Brian Eno on conservatism and creativity
A great quote from Brian Eno about the conservative force that comes from previous success:
I’m afraid to say that admirers can be a tremendous force for conservatism, for consolidation. Of course it’s really wonderful to be acclaimed for things you’ve done – in fact it’s the only serious reward, because it makes you think “it worked! I’m not isolated!” or something like that, and it makes you feel gratefully connected to your own culture.
But on the other hand, there’s a tremendously strong pressure to repeat yourself, to do more of that thing we all liked so much. I can’t do that – I don’t have the enthusiasm to push through projects that seem familiar to me ( – this isn’t so much a question of artistic nobility or high ideals: I just get too bloody bored), but at the same time I do feel guilt for ‘deserting my audience’ by not doing the things they apparently wanted. I’d rather not feel this guilt, actually, so I avoid finding out about situations that could cause it.

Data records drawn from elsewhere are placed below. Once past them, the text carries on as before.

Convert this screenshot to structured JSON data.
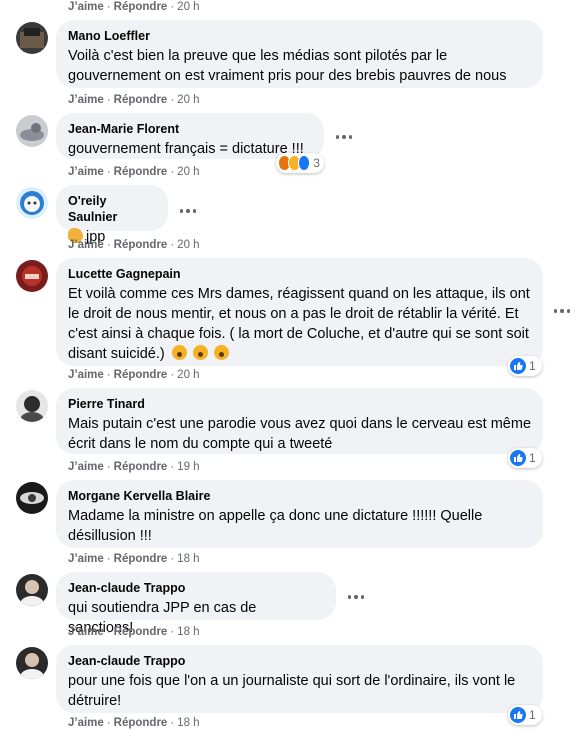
{
  "actions": {
    "like": "J’aime",
    "reply": "Répondre",
    "dot": "·"
  },
  "top_timestamp": "20 h",
  "comments": [
    {
      "author": "Mano Loeffler",
      "text": "Voilà c'est bien la preuve que les médias sont pilotés par le gouvernement on est vraiment pris pour des brebis pauvres de nous",
      "time": "20 h"
    },
    {
      "author": "Jean-Marie Florent",
      "text": "gouvernement français = dictature !!!",
      "time": "20 h",
      "reaction_count": "3"
    },
    {
      "author": "O'reily Saulnier",
      "text": "jpp",
      "time": "20 h"
    },
    {
      "author": "Lucette Gagnepain",
      "text": "Et voilà comme ces Mrs dames, réagissent quand on les attaque, ils ont le droit de nous mentir, et nous on a pas le droit de rétablir la vérité. Et c'est ainsi à chaque fois. ( la mort de Coluche, et d'autre qui se sont soit disant suicidé.)",
      "time": "20 h",
      "reaction_count": "1"
    },
    {
      "author": "Pierre Tinard",
      "text": "Mais putain c'est une parodie vous avez quoi dans le cerveau est même écrit dans le nom du compte qui a tweeté",
      "time": "19 h",
      "reaction_count": "1"
    },
    {
      "author": "Morgane Kervella Blaire",
      "text": "Madame la ministre on appelle ça donc une dictature !!!!!! Quelle désillusion !!!",
      "time": "18 h"
    },
    {
      "author": "Jean-claude Trappo",
      "text": "qui soutiendra JPP en cas de sanctions!",
      "time": "18 h"
    },
    {
      "author": "Jean-claude Trappo",
      "text": "pour une fois que l'on a un journaliste qui sort de l'ordinaire, ils vont le détruire!",
      "time": "18 h",
      "reaction_count": "1"
    }
  ],
  "colors": {
    "bubble": "#f0f2f5",
    "meta": "#65676b",
    "like_blue": "#1877f2",
    "text": "#050505"
  },
  "icons": {
    "like": "thumbs-up-icon",
    "haha": "haha-emoji-icon",
    "angry": "angry-emoji-icon",
    "scream": "scream-emoji-icon",
    "clap": "clap-emoji-icon",
    "more": "more-dots-icon"
  }
}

The problem is that people nearly always prefer what I was doing a few years earlier – this has always been true. The other problem is that so, often, do I! Discovering things is clumsy and sporadic, and the results don’t at first compare well with the glossy and lauded works of the past. You have to keep reminding yourself that they went through that as well, otherwise they become frighteningly accomplished.

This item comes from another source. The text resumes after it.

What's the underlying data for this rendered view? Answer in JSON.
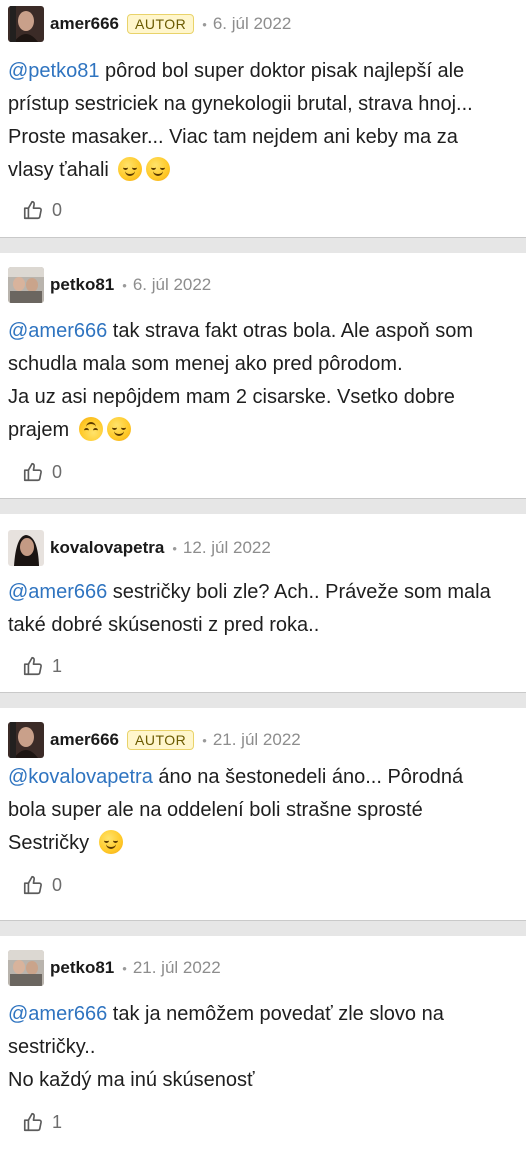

That’s another problem with being made to think about your own past – you forget its genesis and start to feel useless awe towards your earlier self: “How did I do it? Wherever did these ideas come from?”. Now, the workaday everyday now, always looks relatively less glamorous than the rose-tinted then (except for those magic hours when your finger is right on the pulse, and those times only happen when you’ve abandoned the lifeline of your own history).
Similar forces operate within science, although it’s not so much from admirers as peers. Institutions want their scientists to get grants; grant agencies want scientists with a “track record”, and the natural outcome is a lot of people doing stuff that’s only marginally different from what they’ve done before, with a concentration in fashionable areas.